In the earliest days of production, each and every object was manufactured by hand, whether there was demand for one or one hundred. Each object created was inherently unique due to the mark of the artisan’s hand, and the natural variation properties of the raw material. Each product in essence was a custom production. Then with the arrival of Fordism the production of identical objects became a necessity and refined materials allowed for consistency. While the streamlined efficiency of the assembly line made products widely available and cheaply. The necessity of large-scale production resulted in a large stockpile of identical objects, and thus the most challenging part of Fordism is the not the production of the good but the manufacture of demand.
With the advent of CAD/CAAM technology and robotic manufacturing, in contrast to the assembly line, machinery set-up costs are reduced or eliminated, with only digital programming required. These great advantages have already begun to be implemented by industry and designers are already using computers in nearly every aspect of their work, producing news forms and designs with greater efficiency than ever before. Yet the boundaries between the two components have not yet been fully integrated and this holds the exciting promise of making the dialectic of the identical and unique a historical discussion.
With computer-aided design there is no longer the need to create fixed formal solutions,which themselves are inherently unique. This is going beyond current architectural practices where computer technologies are used to assemble standardized components into unique configurations. Instead parameters may be established to guide the design process to ensure manufacturability while the final formal solution can then either be automatically generated or guided by the consumer or designer. This presumes design or components of it to be a serial activity, where each product or component is in some way connected to another, which indeed almost all production is. The problem is that current production techniques offer benefits if products are near identical or consist of standardized components. This is suggesting an intermediate type of production,that of the serial, where no two objects are identical but all are alike, and operate fluidly. What is called into question are the formal relationships of the resultant products, whether they be consumer electronics or building components.[1] 
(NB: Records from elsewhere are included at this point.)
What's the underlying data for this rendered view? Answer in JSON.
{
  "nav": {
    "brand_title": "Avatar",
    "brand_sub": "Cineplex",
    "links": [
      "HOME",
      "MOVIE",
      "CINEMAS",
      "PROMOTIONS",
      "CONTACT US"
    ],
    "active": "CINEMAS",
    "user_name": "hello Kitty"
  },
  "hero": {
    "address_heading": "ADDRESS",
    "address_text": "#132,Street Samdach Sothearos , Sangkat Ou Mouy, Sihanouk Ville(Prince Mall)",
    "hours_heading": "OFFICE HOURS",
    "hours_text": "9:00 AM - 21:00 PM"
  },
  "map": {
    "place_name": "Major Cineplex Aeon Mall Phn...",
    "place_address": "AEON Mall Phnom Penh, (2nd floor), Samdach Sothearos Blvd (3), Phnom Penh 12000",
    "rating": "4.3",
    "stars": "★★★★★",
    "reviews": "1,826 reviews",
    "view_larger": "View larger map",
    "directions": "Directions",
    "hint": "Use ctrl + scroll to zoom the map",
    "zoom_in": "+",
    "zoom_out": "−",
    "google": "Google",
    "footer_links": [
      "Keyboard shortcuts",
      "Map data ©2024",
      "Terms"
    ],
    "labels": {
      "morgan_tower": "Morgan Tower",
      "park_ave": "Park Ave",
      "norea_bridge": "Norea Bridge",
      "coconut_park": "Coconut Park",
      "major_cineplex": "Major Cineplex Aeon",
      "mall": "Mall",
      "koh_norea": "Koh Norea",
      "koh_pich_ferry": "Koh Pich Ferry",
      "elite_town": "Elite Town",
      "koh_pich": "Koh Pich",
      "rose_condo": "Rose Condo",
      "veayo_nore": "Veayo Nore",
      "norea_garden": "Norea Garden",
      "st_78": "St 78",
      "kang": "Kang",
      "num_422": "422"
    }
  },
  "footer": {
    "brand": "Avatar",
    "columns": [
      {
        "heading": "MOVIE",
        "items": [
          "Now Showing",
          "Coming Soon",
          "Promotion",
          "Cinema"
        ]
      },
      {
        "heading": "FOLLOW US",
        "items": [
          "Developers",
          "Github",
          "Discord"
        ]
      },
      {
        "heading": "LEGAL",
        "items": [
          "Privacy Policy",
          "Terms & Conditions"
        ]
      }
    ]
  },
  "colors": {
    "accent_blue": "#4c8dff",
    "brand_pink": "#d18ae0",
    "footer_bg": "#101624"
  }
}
At issue is the formal character of an object. It is a concept found most often in typography,[2] where each letter of a character set must have its own individual identity and function; an “i” is not the same as an “l”. These forms must not be mistaken for each other; but the two objects be similar enough to hold the same function (at times, different at others) and be recognizable as part of the same system. Each character of a typeface must operate according to the same set of formal rules so as to function together as a greater whole while retaining individual identity. There must be a flow between the individual letters that lets them operate as a unified family, functional no matter what the specific arrangement. This concept also extends beyond the individual font to the concept of the font family. Where the entire set of forms is variated to produce another set of characters with a slightly different function, but which operates together with the other sets as a type of greater system.
The importance of typography in architecture and design continues on to provide insight on how one can respond to Benjamin’s attention/distraction dialectic. Though the signified maybe received in attention, the graphic component of the sign is received in utter distraction while its effect is undeniable. The font sets the mood and like a field, responds to subtle variations of program and context with a fluid change in form without loosing its formal coherence to act as a unit.
The computer implies a continually shifting reality of endless variation and the form of the singular object becoming secondary to the design of systems/ parameters. Character then, is the moment of singular formal integrity in this field of vectors and forces, as it responds to a specific programmatic demand. As in typography, architectural elements must negotiate individual function (identity) with operation at an ever-larger scale. These same forces reveal themselves at social scale as the problem of the brand. The consumer’s ability to immediately recognize the work of Meier or Graves is directly related to the challenge presented by the endless variations of consumer-customized products enabled by computer-controlled manufacturing. Since Yves Klein and Warhol, the manufacturing of identity has been at the core of artistic practice. As robotic processes of manufacture make Fordist repetition obsolete, a culture of customization is becoming increasingly prevalent, identity and the brand converge. Architecture exists as part of this cultural, technological and economic fabric. In order to take advantage of its interweaving synergies, we must always be able to look at the larger context, historically and inter-disciplinary, even when focusing on its individual strands. 
The computer is both part of and responsible for a shift in design discourse, in theory and practice. It is no coincidence that as theoretical paradigms shifted away from semiotics and towards fluidity, computer modeling enables endless variation and fluid form. This dissolution of the singular object (sign) into an adaptive system is the underlying thematic
It is in these variated systems of differentiated units, that span the conceptual realm between the identical and the unique, where design will find new territory. Slowly dissolving the individual with its need for attention and attenuating the systemic to mark its impression in this dizzying delirium of distraction that is the contemporary condition. 
-pk. 2006

[1] I am obviously indebted to Greg Lynn for his influence on the implications of robotic manufacture.
[2] Kwinter,Sanford in a lecture to the AIGA, re-presented at UCLA in Spring 2002

Back to Top